By Ralf E. Kreuger
Cape Town : Africa will probably show economic growth of 6.2 percent this year, a slower spread of the HIV/AIDS virus, fewer wars and kleptocrats.
"Africa is showing a clear upwards trend as a result of various reforms – we are looking towards the future positively," said Cynthia Carroll, the Chief Executive Officer of Anglo American, the world's third-biggest mining group.
Speaking during the World Economic Forum that ended here Friday, Carroll announced that Anglo American would invest $3.5 billion over the next five years in the continent.
Yet, there can be no mention of an all-clear signal for Africa, the world's biggest social welfare case. The second largest continent is rich in resources, but only accounts for 2.2 percent of world trade and still registers too little growth in order to reduce widespread poverty.
There is a lack of money for education, infrastructure and the health system. Two-thirds of 850 million Africans live from agriculture, who in view of climate change can barely produce enough to live on.
"And in many countries presently on a growth course, a lack of well-trained specialists is slowing down that trend," said John Page, Chief Economist for the Africa region at the World Bank.
Nevertheless, he predicted good outlooks for Africa and called on Africans to now link up the success in the mobile phone sector with the Internet.
Since 2003, the mobile phone sector has had annual growth rates of 40 percent in Africa. The continent's high mobile phone penetration was also creating the foundations for new paths in the financial sector, he said.
A model, which has proven successful mainly in Kenya, allows people without a bank account to complete money transfers per mobile phone.
A fund presented in Cape Town would in future give such a model a financial boost while former United Nations secretary general Kofi Annan is to head an Alliance for a Green Revolution in Africa (AGRA), a public charity initiative which aims to reduce hunger and poverty. It would at least render African farmers self-sufficient and secure their access to markets.
The reform partnership between Europe and Africa as promoted by German Chancellor Angela Merkel and Germany's President Horst Koehler was welcomed at the conference in Cape Town.
The seven leading industrial nations plus Russia, who form the Group of Eight, had promised during last week's G8 summit in Heiligendamm to double development assistance to $50 billion annually, half of which would benefit Africa.
However, the large number of delegations from India and China at the forum in Cape Town attracted far greater attention.
"We are trying to help Africa become part of globalisation," said Li Ruogu the president of China's Exim-Bank.
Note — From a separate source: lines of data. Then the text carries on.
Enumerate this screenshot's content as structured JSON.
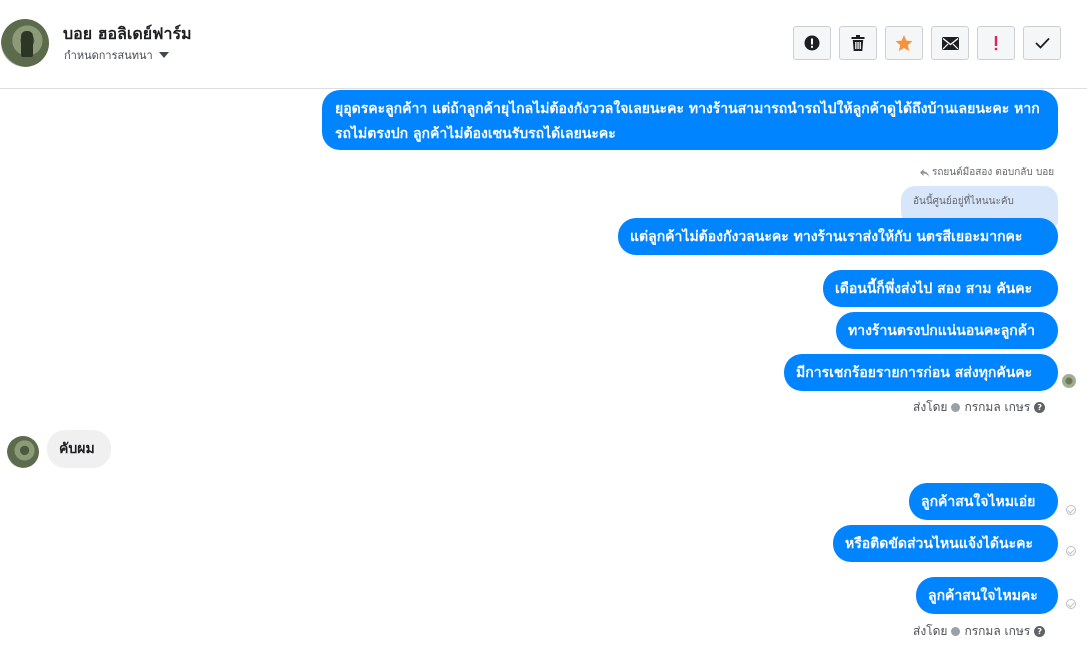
{
  "header": {
    "contact_name": "บอย ฮอลิเดย์ฟาร์ม",
    "conversation_setting_label": "กำหนดการสนทนา"
  },
  "toolbar": {
    "buttons": [
      {
        "name": "report-button",
        "icon": "alert-circle-icon"
      },
      {
        "name": "delete-button",
        "icon": "trash-icon"
      },
      {
        "name": "star-button",
        "icon": "star-icon",
        "color": "#f7923a"
      },
      {
        "name": "mark-unread-button",
        "icon": "envelope-icon"
      },
      {
        "name": "mark-spam-button",
        "icon": "exclamation-icon",
        "color": "#e0245e"
      },
      {
        "name": "mark-done-button",
        "icon": "checkmark-icon"
      }
    ]
  },
  "messages": {
    "m1": "ยุอุดรคะลูกค้าา แต่ถ้าลูกค้ายุไกลไม่ต้องกังววลใจเลยนะคะ ทางร้านสามารถนำรถไปให้ลูกค้าดูได้ถึงบ้านเลยนะคะ หากรถไม่ตรงปก ลูกค้าไม่ต้องเซนรับรถได้เลยนะคะ",
    "reply_note": "รถยนต์มือสอง ตอบกลับ บอย",
    "quoted": "อันนี้ศูนย์อยู่ที่ไหนนะคับ",
    "m2": "แต่ลูกค้าไม่ต้องกังวลนะคะ ทางร้านเราส่งให้กับ นตรสีเยอะมากคะ",
    "m3": "เดือนนี้ก็พึ่งส่งไป สอง สาม คันคะ",
    "m4": "ทางร้านตรงปกแน่นอนคะลูกค้า",
    "m5": "มีการเชกร้อยรายการก่อน สส่งทุกคันคะ",
    "sent_by_1": "ส่งโดย",
    "sender_name_1": "กรกมล เกษร",
    "incoming_1": "คับผม",
    "m6": "ลูกค้าสนใจไหมเอ่ย",
    "m7": "หรือติดขัดส่วนไหนแจ้งได้นะคะ",
    "m8": "ลูกค้าสนใจไหมคะ",
    "sent_by_2": "ส่งโดย",
    "sender_name_2": "กรกมล เกษร"
  },
  "colors": {
    "outgoing_bubble": "#0084ff",
    "incoming_bubble": "#f1f0f0",
    "quoted_bubble": "#d8e6fc"
  }
}
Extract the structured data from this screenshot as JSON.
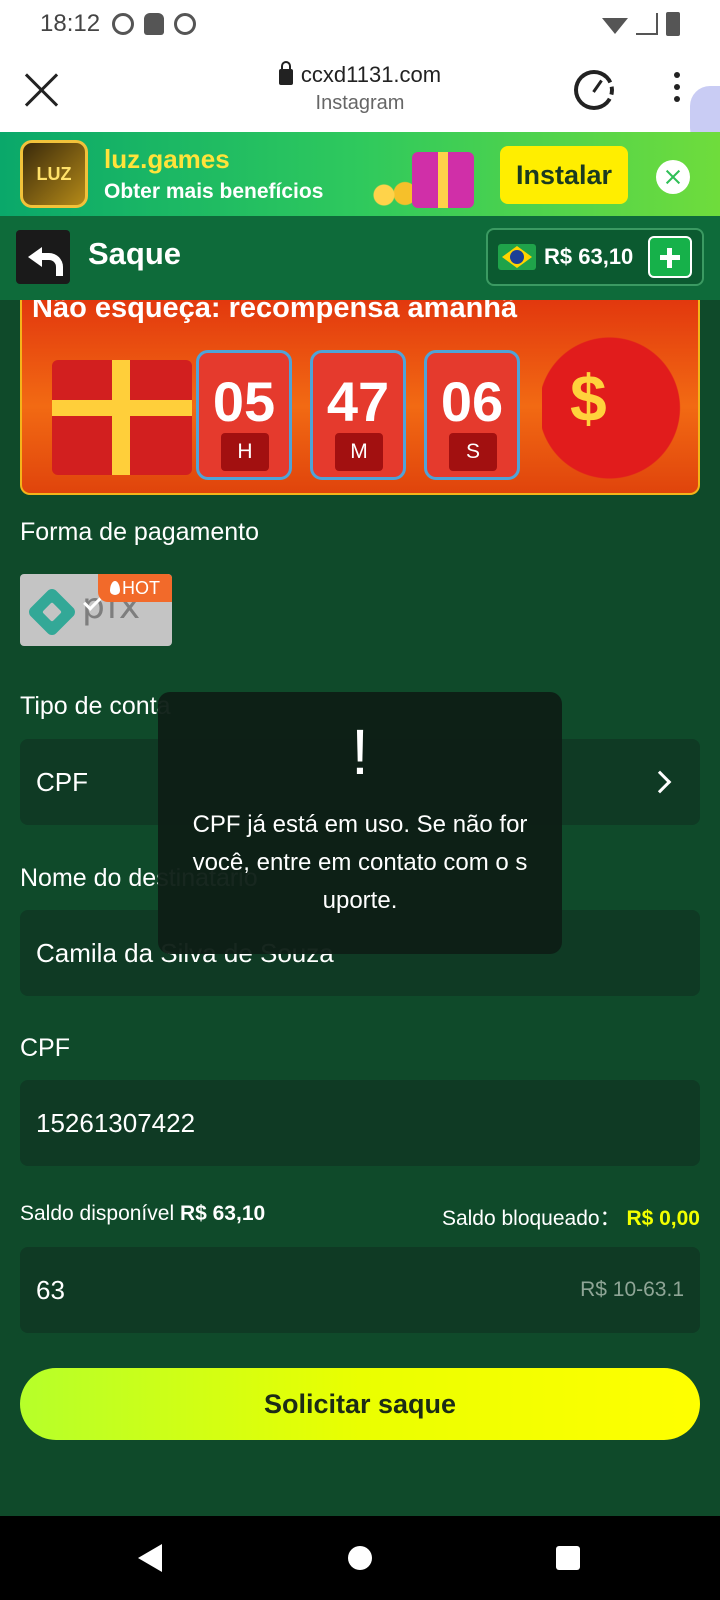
{
  "status_bar": {
    "time": "18:12"
  },
  "browser": {
    "url": "ccxd1131.com",
    "subtitle": "Instagram"
  },
  "install_banner": {
    "app_name": "luz.games",
    "tagline": "Obter mais benefícios",
    "logo_text": "LUZ",
    "install_label": "Instalar"
  },
  "header": {
    "title": "Saque",
    "balance": "R$ 63,10"
  },
  "promo": {
    "title": "Não esqueça: recompensa amanhã",
    "countdown": [
      {
        "value": "05",
        "unit": "H"
      },
      {
        "value": "47",
        "unit": "M"
      },
      {
        "value": "06",
        "unit": "S"
      }
    ]
  },
  "form": {
    "payment_label": "Forma de pagamento",
    "pix_text": "pix",
    "hot_badge": "HOT",
    "account_type_label": "Tipo de conta",
    "account_type_value": "CPF",
    "recipient_label": "Nome do destinatário",
    "recipient_value": "Camila da Silva de Souza",
    "cpf_label": "CPF",
    "cpf_value": "15261307422",
    "available_label": "Saldo disponível",
    "available_value": "R$ 63,10",
    "blocked_label": "Saldo bloqueado：",
    "blocked_value": "R$ 0,00",
    "amount_value": "63",
    "amount_range": "R$ 10-63.1",
    "submit_label": "Solicitar saque"
  },
  "toast": {
    "icon": "!",
    "message": "CPF já está em uso. Se não for você, entre em contato com o suporte."
  },
  "colors": {
    "accent": "#eaff00",
    "background": "#0f4a2a",
    "header": "#0e6b3a"
  }
}
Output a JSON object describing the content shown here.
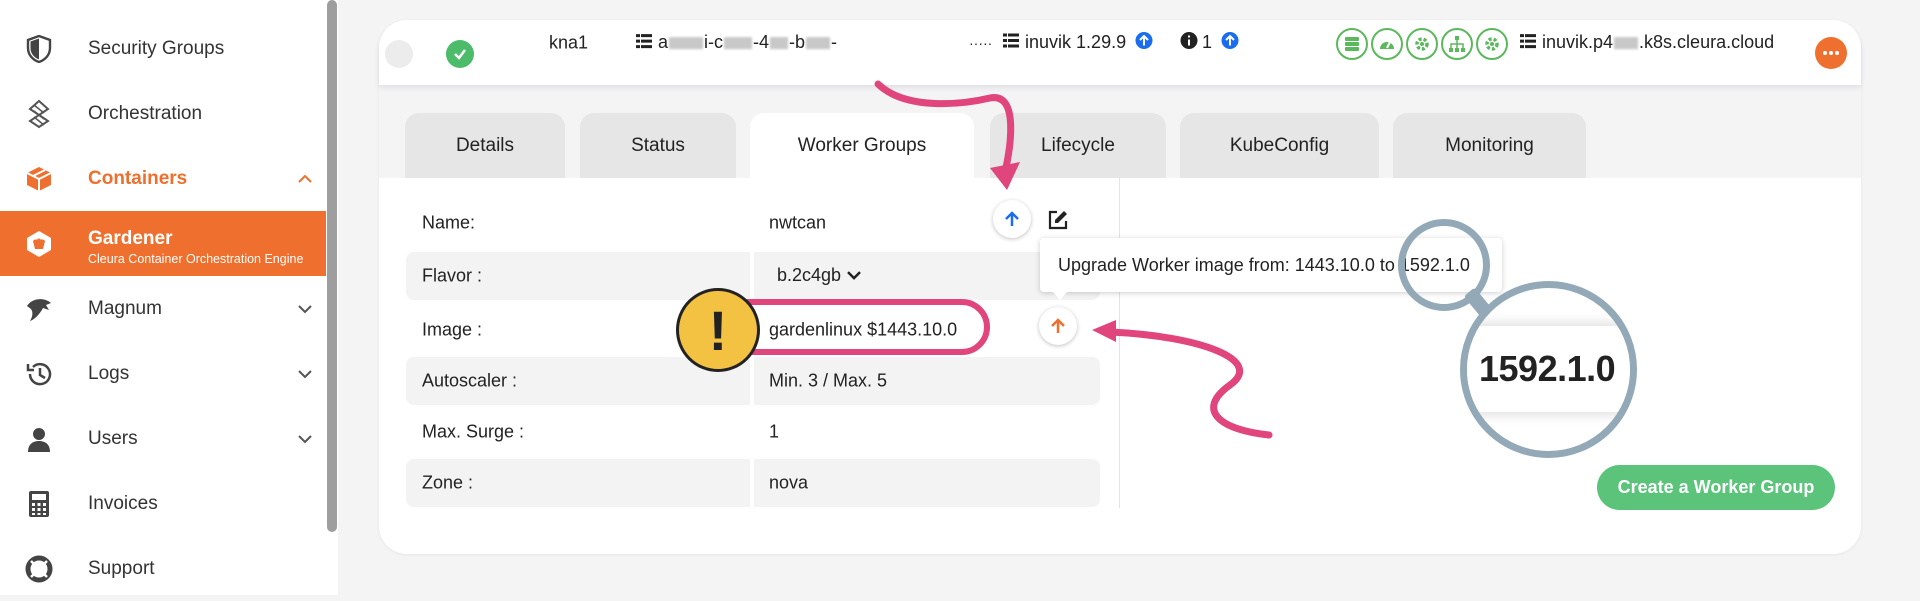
{
  "sidebar": {
    "items": [
      {
        "label": "Security Groups",
        "icon": "shield-icon"
      },
      {
        "label": "Orchestration",
        "icon": "orchestration-icon"
      },
      {
        "label": "Containers",
        "icon": "containers-icon"
      },
      {
        "label": "Gardener",
        "sublabel": "Cleura Container Orchestration Engine",
        "icon": "gardener-icon"
      },
      {
        "label": "Magnum",
        "icon": "magnum-icon"
      },
      {
        "label": "Logs",
        "icon": "logs-icon"
      },
      {
        "label": "Users",
        "icon": "user-icon"
      },
      {
        "label": "Invoices",
        "icon": "calculator-icon"
      },
      {
        "label": "Support",
        "icon": "lifebuoy-icon"
      }
    ]
  },
  "cluster": {
    "region": "kna1",
    "name_prefix": "a",
    "name_mid": "i-c",
    "name_mid2": "-4",
    "name_mid3": "-b",
    "name_suffix": "-",
    "dots": "·····",
    "project": "inuvik",
    "version": "1.29.9",
    "info_count": "1",
    "domain_prefix": "inuvik.p4",
    "domain_suffix": ".k8s.cleura.cloud"
  },
  "tabs": [
    {
      "label": "Details"
    },
    {
      "label": "Status"
    },
    {
      "label": "Worker Groups"
    },
    {
      "label": "Lifecycle"
    },
    {
      "label": "KubeConfig"
    },
    {
      "label": "Monitoring"
    }
  ],
  "worker_group": {
    "name_label": "Name:",
    "name_value": "nwtcan",
    "flavor_label": "Flavor :",
    "flavor_value": "b.2c4gb",
    "image_label": "Image :",
    "image_value": "gardenlinux $1443.10.0",
    "autoscaler_label": "Autoscaler :",
    "autoscaler_value": "Min. 3 / Max. 5",
    "maxsurge_label": "Max. Surge :",
    "maxsurge_value": "1",
    "zone_label": "Zone :",
    "zone_value": "nova"
  },
  "tooltip": {
    "text_prefix": "Upgrade Worker image from: 1443.10.0 to ",
    "text_version": "1592.1.0"
  },
  "zoom": {
    "text": "1592.1.0"
  },
  "warning": {
    "glyph": "!"
  },
  "create_button": {
    "label": "Create a Worker Group"
  },
  "colors": {
    "accent": "#ef6f2e",
    "success": "#5cb85c",
    "create_button": "#5bc47a",
    "annotation_pink": "#e0467c",
    "lens": "#93a9b7",
    "info_blue": "#1a6df0"
  }
}
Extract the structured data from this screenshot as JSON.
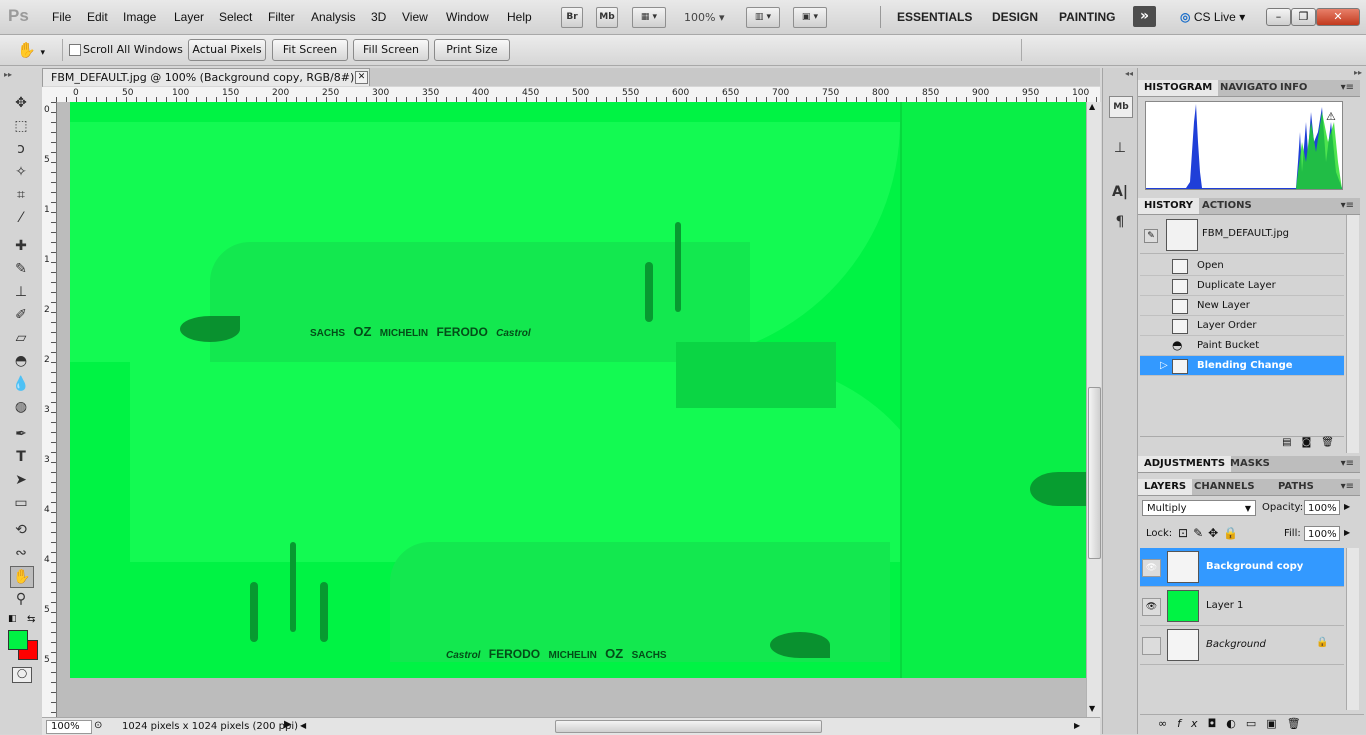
{
  "app": {
    "logo": "Ps"
  },
  "menu": [
    "File",
    "Edit",
    "Image",
    "Layer",
    "Select",
    "Filter",
    "Analysis",
    "3D",
    "View",
    "Window",
    "Help"
  ],
  "appbar": {
    "bridge": "Br",
    "minibridge": "Mb",
    "zoom": "100%"
  },
  "workspaces": [
    "ESSENTIALS",
    "DESIGN",
    "PAINTING"
  ],
  "cslive": "CS Live",
  "window_controls": {
    "minimize": "–",
    "restore": "❐",
    "close": "✕"
  },
  "options": {
    "scroll_all_windows": "Scroll All Windows",
    "actual_pixels": "Actual Pixels",
    "fit_screen": "Fit Screen",
    "fill_screen": "Fill Screen",
    "print_size": "Print Size"
  },
  "document": {
    "tab_title": "FBM_DEFAULT.jpg @ 100% (Background copy, RGB/8#) *",
    "close": "✕"
  },
  "ruler_h_labels": [
    "0",
    "50",
    "100",
    "150",
    "200",
    "250",
    "300",
    "350",
    "400",
    "450",
    "500",
    "550",
    "600",
    "650",
    "700",
    "750",
    "800",
    "850",
    "900",
    "950",
    "100"
  ],
  "ruler_v_labels": [
    "0",
    "5",
    "1",
    "1",
    "2",
    "2",
    "3",
    "3",
    "4",
    "4",
    "5",
    "5"
  ],
  "canvas_logos_top": [
    "SACHS",
    "OZ",
    "MICHELIN",
    "FERODO",
    "Castrol"
  ],
  "canvas_logos_bottom": [
    "Castrol",
    "FERODO",
    "MICHELIN",
    "OZ",
    "SACHS"
  ],
  "status": {
    "zoom": "100%",
    "info": "1024 pixels x 1024 pixels (200 ppi)"
  },
  "colors": {
    "foreground": "#00f344",
    "background": "#ff0000",
    "canvas": "#00f344",
    "selection": "#3399ff"
  },
  "panels": {
    "histogram_tabs": [
      "HISTOGRAM",
      "NAVIGATO",
      "INFO"
    ],
    "history_tabs": [
      "HISTORY",
      "ACTIONS"
    ],
    "history_snapshot": "FBM_DEFAULT.jpg",
    "history_items": [
      "Open",
      "Duplicate Layer",
      "New Layer",
      "Layer Order",
      "Paint Bucket",
      "Blending Change"
    ],
    "adjust_tabs": [
      "ADJUSTMENTS",
      "MASKS"
    ],
    "layers_tabs": [
      "LAYERS",
      "CHANNELS",
      "PATHS"
    ],
    "blend_mode": "Multiply",
    "opacity_label": "Opacity:",
    "opacity": "100%",
    "lock_label": "Lock:",
    "fill_label": "Fill:",
    "fill": "100%",
    "layers": [
      "Background copy",
      "Layer 1",
      "Background"
    ],
    "footer_icons": [
      "link-icon",
      "fx",
      "mask",
      "adjustment",
      "folder",
      "new",
      "trash"
    ]
  },
  "toolbox_icons": [
    "move-tool",
    "marquee-tool",
    "lasso-tool",
    "quick-select-tool",
    "crop-tool",
    "eyedropper-tool",
    "healing-tool",
    "brush-tool",
    "stamp-tool",
    "history-brush-tool",
    "eraser-tool",
    "paint-bucket-tool",
    "blur-tool",
    "dodge-tool",
    "pen-tool",
    "type-tool",
    "path-select-tool",
    "shape-tool",
    "3d-rotate-tool",
    "3d-orbit-tool",
    "hand-tool",
    "zoom-tool"
  ]
}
The former member of the Chinese Central Bank put African-Chinese trade at $55 billion for 2006. The bank is supporting around 300 infrastructural projects in Africa including motorways, airports and hospitals.
Li said: "So far, all investments made in Africa have been successful."
Asked about human rights, he termed them "fantastic ideals" which came in the wake of economic development.